Normally, I can’t wait to skip the ad in front of a YouTube video I want to watch. Loud, flashy, and selling things I don’t care about, I wait impatiently for those five seconds of the CF to pass so I can press “Skip.”
But recently, an ad caught my eye, grabbed my attention, and kept me watching for the whole two minutes and 19 seconds of it. Not only did it tug at my heart strings, but it also made me do a mental exercise, and encouraged me to change how I perceive the world.
The first five seconds shows a young man running frantically up the stairs of a subway exit to accidentally walk into an older man in a suit. He apologizes quickly as he continues to head away from the station. The older man looks at him disdainfully and words appears on a screen showing what the man is thinking: “What a rude fellow.”
The next scene shows an even older man with white hair on a bus, obviously disgruntled because a young girl is not giving up her seat for him, asleep or pretending to be. The older woman sitting next to her looks at her and thinks, “What an inconsiderate young woman.”
The next scenes shows another older man in a suit tsking as he walks past a younger man, also in a suit, throwing up in the street. He’s thinking, “The young these days have no sense of propriety.” Then the screen goes dark and the words “We weren’t like that when we were young…” appear.
These anecdotes of Korean life hit me hard and held be captive because they are what I experience and see everyday as a resident of Seoul. Commuting to and from work by public transportation, both bus and train, I myself battle for a seat and get pushed and pulled by other commuters. Walking home, I see people of all genders and ages heaving whatever they had for dinner from drinking too much. I’ve had those thoughts that the older people in the commercial had, although I am much closer in age to the young people. For me, the commercial wasn’t just about overcoming a generational gap, but also about understanding, sympathy, and empathy.
The commercial then goes on to show why the young man was in such a hurry out of the subway, why the young girl couldn’t give up her seat (she was actually asleep, not pretending), and why the guy in the suit heaved in the streets. The subway fellow was rushing to his part-time job, as the captions and images explain, because he needs the job to provide for himself while also going to school and/or paying back tuition debt. The young girl is also a college student who has to study and work long nights at a part-time job because like “67% of college students, finding a way to pay for school takes priority over actual school work.” The young man in the suit is drinking because he is depressed, receiving rejections from jobs and finding that the standards are just too high.
The male narrator of the commercial asks viewers to look again at the youth we look at with such disdain, to transform our misunderstanding to understanding, and to cheer on the young so that their 20s becomes a “happy time” for them.

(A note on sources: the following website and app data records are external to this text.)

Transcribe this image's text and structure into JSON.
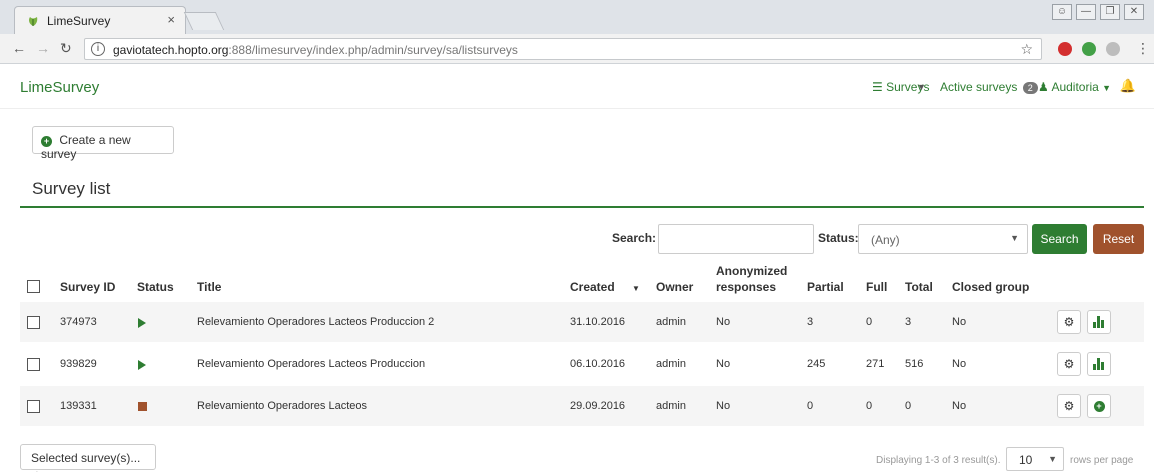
{
  "browser": {
    "tab_title": "LimeSurvey",
    "tab_close": "×",
    "url_info": "i",
    "url_host": "gaviotatech.hopto.org",
    "url_rest": ":888/limesurvey/index.php/admin/survey/sa/listsurveys",
    "ext_colors": [
      "#d32f2f",
      "#43a047",
      "#9e9e9e"
    ]
  },
  "navbar": {
    "brand": "LimeSurvey",
    "surveys_label": "Surveys",
    "active_surveys_label": "Active surveys",
    "active_surveys_count": "2",
    "user_label": "Auditoria"
  },
  "toolbar": {
    "create_label": "Create a new survey"
  },
  "page": {
    "title": "Survey list"
  },
  "filters": {
    "search_label": "Search:",
    "search_value": "",
    "status_label": "Status:",
    "status_value": "(Any)",
    "search_button": "Search",
    "reset_button": "Reset"
  },
  "table": {
    "headers": {
      "survey_id": "Survey ID",
      "status": "Status",
      "title": "Title",
      "created": "Created",
      "owner": "Owner",
      "anonymized_1": "Anonymized",
      "anonymized_2": "responses",
      "partial": "Partial",
      "full": "Full",
      "total": "Total",
      "closed_group": "Closed group"
    },
    "rows": [
      {
        "id": "374973",
        "status": "active",
        "title": "Relevamiento Operadores Lacteos Produccion 2",
        "created": "31.10.2016",
        "owner": "admin",
        "anonymized": "No",
        "partial": "3",
        "full": "0",
        "total": "3",
        "closed_group": "No",
        "second_action": "statistics"
      },
      {
        "id": "939829",
        "status": "active",
        "title": "Relevamiento Operadores Lacteos Produccion",
        "created": "06.10.2016",
        "owner": "admin",
        "anonymized": "No",
        "partial": "245",
        "full": "271",
        "total": "516",
        "closed_group": "No",
        "second_action": "statistics"
      },
      {
        "id": "139331",
        "status": "stopped",
        "title": "Relevamiento Operadores Lacteos",
        "created": "29.09.2016",
        "owner": "admin",
        "anonymized": "No",
        "partial": "0",
        "full": "0",
        "total": "0",
        "closed_group": "No",
        "second_action": "add"
      }
    ]
  },
  "footer": {
    "selected_label": "Selected survey(s)...",
    "displaying": "Displaying 1-3 of 3 result(s).",
    "rows_value": "10",
    "rows_label": "rows per page"
  },
  "colors": {
    "accent": "#2e7d32",
    "reset": "#a0522d"
  }
}
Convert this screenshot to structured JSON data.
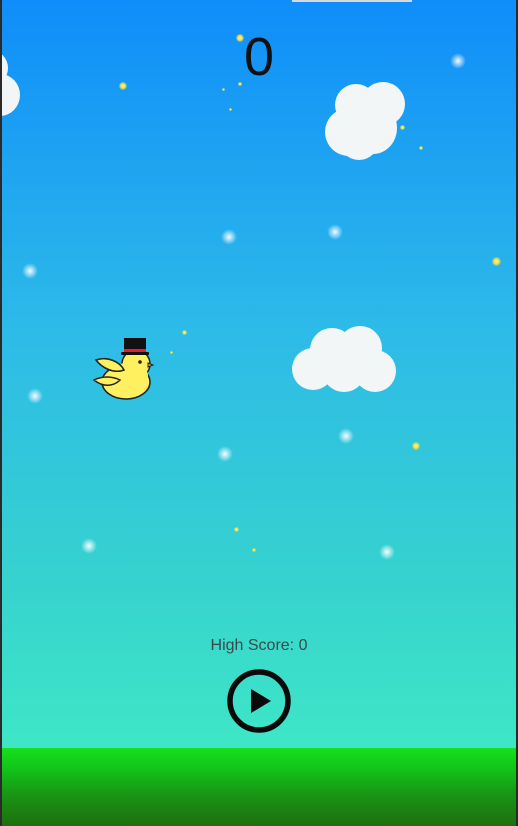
{
  "game": {
    "score": "0",
    "high_score_text": "High Score: 0",
    "play_icon": "play-icon",
    "player_icon": "bird-with-top-hat-icon"
  },
  "colors": {
    "sky_top": "#0f8dfa",
    "sky_bottom": "#3ee6c6",
    "ground": "#16e01e",
    "bird": "#ffef5e",
    "hat_band": "#e0202a"
  }
}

The commercial is ultimately a self-promotion for the online shopping platform 11st and its “hope campaign” that takes proceeds from its profit to support people in theirs 20s in various ways. It’s selling itself but that doesn’t take away from the message it delivers: “Transform misunderstanding to understanding.” Let’s be slow to anger, resent, and disdain. Let’s look beyond our own preconceptions and perspective.
Watching impossibly beautiful and handsome celebrities trying to sell me stuff that is supposed to make me look as good as them is okay most of the time because I am so desensitized to them by now. Then something like this CF comes along to remind me why visual media can be such a powerful medium to deliver a good message widely around the world. Watch the moving commercial for yourself below and let me know what you think: did it connect with you as much as it did with me?